Elastic Beanstalk offers both a
Web tier and a
Worker tier. This allows developers to build reasonably complex applications without having to maintain moving pieces. Offloading heavy-duty workloads to the worker in order to keep the web tier responsive is as easy as putting a message on a queue.
One annoyance that I have with
Beanstalk is that there is no way to direct a message to a specific endpoint, hence leaving a single endpoint the responsibility of distributing the messages to all their handlers and potentially leading to brittle code. But it doesn’t have to be that way.
SQS messages have attributes, attributes can be set by the sender and are read by the receiver. The idea is to use a known attribute to attach routing metadata to the message.
Constants are the base of any decently built
C# application. I did not want to depart from to this rule and hence added some constants:
These constansts will be used to add routing metadata to the
We can then define our routes via some more constants:
Note: those two
class will have to be referenced by the sender and the
Sending the message
The sender will most likely be the
Web tier but it could be any system being able to send a message to a
Worker, the routing is implemented via a
Note: don’t forget to add
HeaderRoutingMiddleware to the
The last piece of the puzzle is defining the expected route on the
Simple Routing in production over the last few months and am now confident that it does what it’s supposed to do. This is why I decided to release it under a
MIT license to allow others to benefit from my work.
Simple Routing is available:
NuGetas the package BeanstalkWorker.SimpleRouting
- As source on
- The implementation is so simple that you can just copy the classes into your own solution if that works better for you
Simple Routing solution contains a
SampleWeb app, you can either:
- Send “work” -
- Send “nothing” -
Peek at the messages
Now let’s look at the messages in the
Handle the messages
SampleWorker app. When running in
ElasticBeanstalk the Sqsd daemon reads
SQS messages from the
SQS queue and
POST the content to your
Worker. But we’re running the
Worker on our machine and the
Sqsd daemon is not available. This is why I wrote
Beanstalk Seeder emulates the
SQS Daemonsurrounding an

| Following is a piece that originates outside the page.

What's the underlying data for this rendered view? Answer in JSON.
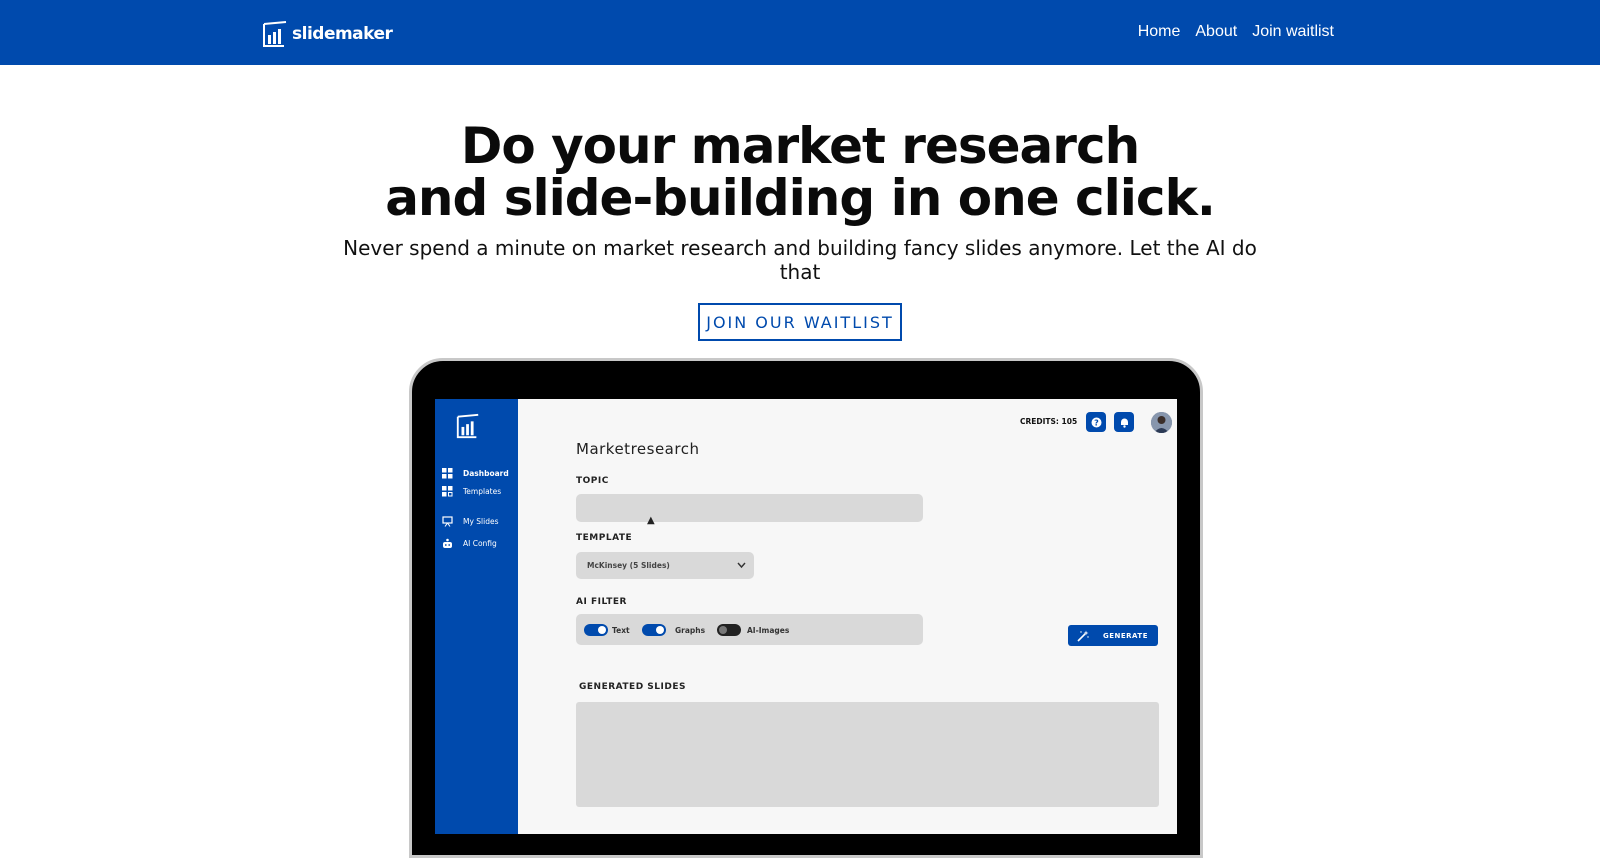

Worker Tierso that you can replicate the interaction between a
Web Tierand a
Worker Tieron your machine.
I wrote a detailed guide in the GitHub repository. Give it a try and let me know if it works for you.